This is the "Welcome!" page of the "Performing Arts" guide.
Alternate Page for Screenreader Users
Skip to Page Navigation
Skip to Page Content
library_banner_2014 Averett Library Home Averett University Home

Performing Arts  

Discover reliable and peer reviewed sources in Music, Theatre, and related fields.
Last Updated: Mar 31, 2014 URL: http://discover.averett.edu/performing_arts Print Guide RSS UpdatesEmail Alerts

Welcome! Print Page
  Search: 
 

Performing Arts

Welcome to the library's guide to resources in the Performing Arts!

For a simple search, explore Credo Reference under "Research Tools" to the left.

For a focused research in Music, Theatre, or related fields, click on a tab above.

 

      
     

    Featured Titles

    Cover Art
    Music of the Gilded Age - John Ogasapian; N. Lee Orr
    Call Number: ML3917 .U6 O44 2007
    ISBN: 9780313335525
    Publication Date: 2007-05-01
    America's Gilded Age was a time of great musical evolution. As the country continued to develop a musical style apart from Europe, its church and religious music and opera took on new forms. Music-as-entertainment also evolved, with marching bands at public events and the new musicals in theaters. This volume presents the composers, musicians, songwriters, instruments and musical forms that uniquely identify the Gilded Age.

    Chapters include: Concerts and Symphony orchestras; Grand Opera; Composers, Critics, and Conservatories; Amateurs and Music at Home; Sacred Music, Black and White; Ragtime, Vaudeville, and the American Musical Stage; Music, Politics, and the Progressive Movement; and Music Industries and Technology

    Cover Art
    Stage, Page, Scandals, and Vandals: William E. Burton and Nineteenth-Century American Theatre - David L. Rinear
    Call Number: PN2598 .B8 R56 2004
    ISBN: 0809325721
    Publication Date: 2004-04-09
    In this first modern book-length biography of native Englander William E. Burton, theatre historian David L. Rinear explores Burton's diary, letters, published reviews, and various reminiscences to reveal the tumultuous personal and professional lives of the mid-nineteenth-century actor/manager and his role in American literary history. Stage, Page, Scandals, and Vandals: William E. Burton and Nineteenth-Century American Theatre also provides insight into the cultural and artistic climate of an early period in American history when the country was still forming a national identity.

    Burton fled England in 1834 and came to America in the wake of a public scandal caused by his marriage to a sixteen-year-old orphan. Burton was then already married and the father of a ten-year-old son. Settling in Philadelphia, the thirty-two-year-old actor rapidly established himself in the city's theatrical productions and quickly became an audience favorite. In 1837, while continuing to act, Burton founded and edited "The Gentleman's Magazine," a monthly literary publication later called "Burton's Gentleman's Magazine." Burton hired struggling author Edgar Allan Poe as co-editor, and the journal achieved literary acclaim as it first published many of Poe's short stories and poems.

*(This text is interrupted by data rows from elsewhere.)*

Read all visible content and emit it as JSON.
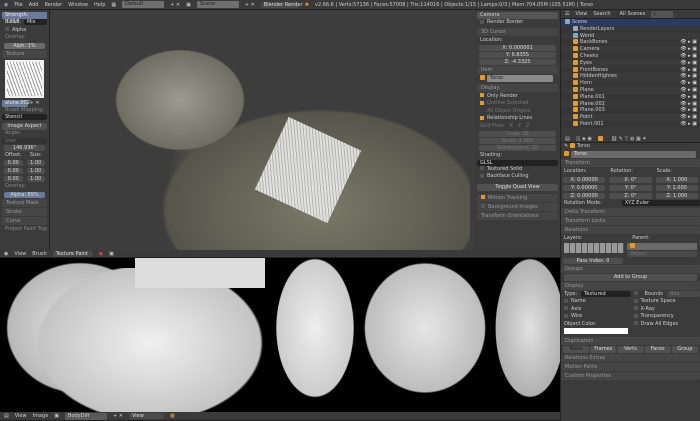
{
  "topbar": {
    "menus": [
      "File",
      "Add",
      "Render",
      "Window",
      "Help"
    ],
    "layout": "Default",
    "scene": "Scene",
    "engine": "Blender Render",
    "stats": "v2.66.6 | Verts:57136 | Faces:57008 | Tris:114016 | Objects:1/15 | Lamps:0/3 | Mem:704.05M (105.51M) | Torso"
  },
  "tool_panel": {
    "strength": "Strength: 0.216",
    "blend_label": "Blend:",
    "blend": "Mix",
    "alpha": "Alpha",
    "overlay_label": "Overlay:",
    "overlay_alpha": "Alph: 1%",
    "texture_section": "Texture",
    "texture_name": "alune.002",
    "brush_mapping_label": "Brush Mapping:",
    "brush_mapping": "Stencil",
    "image_aspect": "Image Aspect",
    "angle_label": "Angle:",
    "angle_mode": "User",
    "angle": "146.936°",
    "offset_label": "Offset:",
    "size_label": "Size:",
    "offsets": [
      "0.00",
      "0.00",
      "0.00"
    ],
    "sizes": [
      "1.00",
      "1.00",
      "1.00"
    ],
    "overlay2_label": "Overlay:",
    "overlay2_alpha": "Alpha: 65%",
    "texture_mask": "Texture Mask",
    "stroke": "Stroke",
    "curve": "Curve",
    "project_paint": "Project Paint Toggle"
  },
  "n_panel": {
    "camera": "Camera",
    "render_border": "Render Border",
    "cursor_section": "3D Cursor",
    "location_label": "Location:",
    "cursor": [
      "X: 0.000001",
      "Y: 6.8355",
      "Z: -4.3325"
    ],
    "item_section": "Item",
    "item_name": "Torso",
    "display_section": "Display",
    "only_render": "Only Render",
    "outline_selected": "Outline Selected",
    "all_origins": "All Object Origins",
    "relationship_lines": "Relationship Lines",
    "grid_floor": "Grid Floor",
    "axes": [
      "X",
      "Y",
      "Z"
    ],
    "lines": "Lines: 16",
    "scale": "Scale: 1.000",
    "subdivisions": "Subdivisions: 10",
    "shading_label": "Shading:",
    "shading": "GLSL",
    "textured_solid": "Textured Solid",
    "backface_culling": "Backface Culling",
    "toggle_quad": "Toggle Quad View",
    "motion_tracking": "Motion Tracking",
    "background_images": "Background Images",
    "transform_orientations": "Transform Orientations"
  },
  "view3d_header": {
    "menus": [
      "View",
      "Brush"
    ],
    "mode": "Texture Paint"
  },
  "image_header": {
    "menus": [
      "View",
      "Image"
    ],
    "image": "BodyDiff",
    "view": "View"
  },
  "outliner": {
    "menus": [
      "View",
      "Search"
    ],
    "filter": "All Scenes",
    "items": [
      {
        "name": "Scene",
        "depth": 0,
        "kind": "scene"
      },
      {
        "name": "RenderLayers",
        "depth": 1,
        "kind": "render"
      },
      {
        "name": "World",
        "depth": 1,
        "kind": "world"
      },
      {
        "name": "BackBones",
        "depth": 1,
        "kind": "mesh"
      },
      {
        "name": "Camera",
        "depth": 1,
        "kind": "camera"
      },
      {
        "name": "Cheeks",
        "depth": 1,
        "kind": "mesh"
      },
      {
        "name": "Eyes",
        "depth": 1,
        "kind": "mesh"
      },
      {
        "name": "FrontBones",
        "depth": 1,
        "kind": "mesh"
      },
      {
        "name": "HiddenHighres",
        "depth": 1,
        "kind": "mesh"
      },
      {
        "name": "Horn",
        "depth": 1,
        "kind": "mesh"
      },
      {
        "name": "Plane",
        "depth": 1,
        "kind": "mesh"
      },
      {
        "name": "Plane.001",
        "depth": 1,
        "kind": "mesh"
      },
      {
        "name": "Plane.002",
        "depth": 1,
        "kind": "mesh"
      },
      {
        "name": "Plane.003",
        "depth": 1,
        "kind": "mesh"
      },
      {
        "name": "Point",
        "depth": 1,
        "kind": "lamp"
      },
      {
        "name": "Point.001",
        "depth": 1,
        "kind": "lamp"
      }
    ]
  },
  "properties": {
    "object": "Torso",
    "name": "Torso",
    "transform": "Transform",
    "location_label": "Location:",
    "rotation_label": "Rotation:",
    "scale_label": "Scale:",
    "location": [
      "X: 0.00000",
      "Y: 0.00000",
      "Z: 0.00000"
    ],
    "rotation": [
      "X: 0°",
      "Y: 0°",
      "Z: 0°"
    ],
    "scale": [
      "X: 1.000",
      "Y: 1.000",
      "Z: 1.000"
    ],
    "rotation_mode_label": "Rotation Mode:",
    "rotation_mode": "XYZ Euler",
    "delta": "Delta Transform",
    "locks": "Transform Locks",
    "relations": "Relations",
    "layers_label": "Layers:",
    "parent_label": "Parent:",
    "parent_type": "Object",
    "pass_index": "Pass Index: 0",
    "groups": "Groups",
    "add_group": "Add to Group",
    "display": "Display",
    "type_label": "Type:",
    "type": "Textured",
    "bounds": "Bounds",
    "bounds_type": "Box",
    "name_cb": "Name",
    "texture_space": "Texture Space",
    "axis": "Axis",
    "xray": "X-Ray",
    "wire": "Wire",
    "transparency": "Transparency",
    "object_color": "Object Color:",
    "draw_all_edges": "Draw All Edges",
    "duplication": "Duplication",
    "dup_options": [
      "None",
      "Frames",
      "Verts",
      "Faces",
      "Group"
    ],
    "relations_extras": "Relations Extras",
    "motion_paths": "Motion Paths",
    "custom_props": "Custom Properties"
  },
  "colors": {
    "accent": "#e79a2a",
    "selected_row": "#2a3b63"
  }
}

    Burton sold the journal in 1841 and used the money to build a new theatre, which he managed, although the depression of the early 1840s soon drove his venture out of business. After declaring bankruptcy the following year, Burton worked as a touring actor before returning to theatre management in 1845. For the next thirteen years, Burton managed a succession of theatres in Philadelphia, Baltimore, and New York.

    Burton's work as a producer of Shakespearean comedies and romances marks him as the first of the intellectual theatre managers to raise the theatrical experience from mere popular culture to high art. Burton made a fortune in his ventures, amassed the finest private Shakespearean library in the country, and built a grand seaside estate in Glen Cove, Long Island. Shrewd in his personal affairs and in business, Burton also had a violent temper, which led him to viciously attack his competitors. His peculiar domestic relationships marred his brilliant career as an actor, manager, and man of letters; he may have been married to three women at once and lived with two of these women simultaneously.

    Fully revealing Burton's contributions to American culture, Rinear traces Burton's personal and professional pursuits from his emigration to his death in 1860. Bolstered by twenty-two illustrations, Stage, Page, Scandals, and Vandals sheds light on the history of American entertainment during the antebellum era, exposes the ruthless business practices required to succeed in theatre and literary magazine publishing, and reveals a sense of what constituted celebrity status in mid-nineteenth-century America.

    Liaison Librarian

    Profile Image
    Jim Verdini
    Contact Info
    203 Blount Library
    (800) 543-9440
    (434) 791-5694 (office)
    Send Email
    Description

    Loading  Loading...

    Tip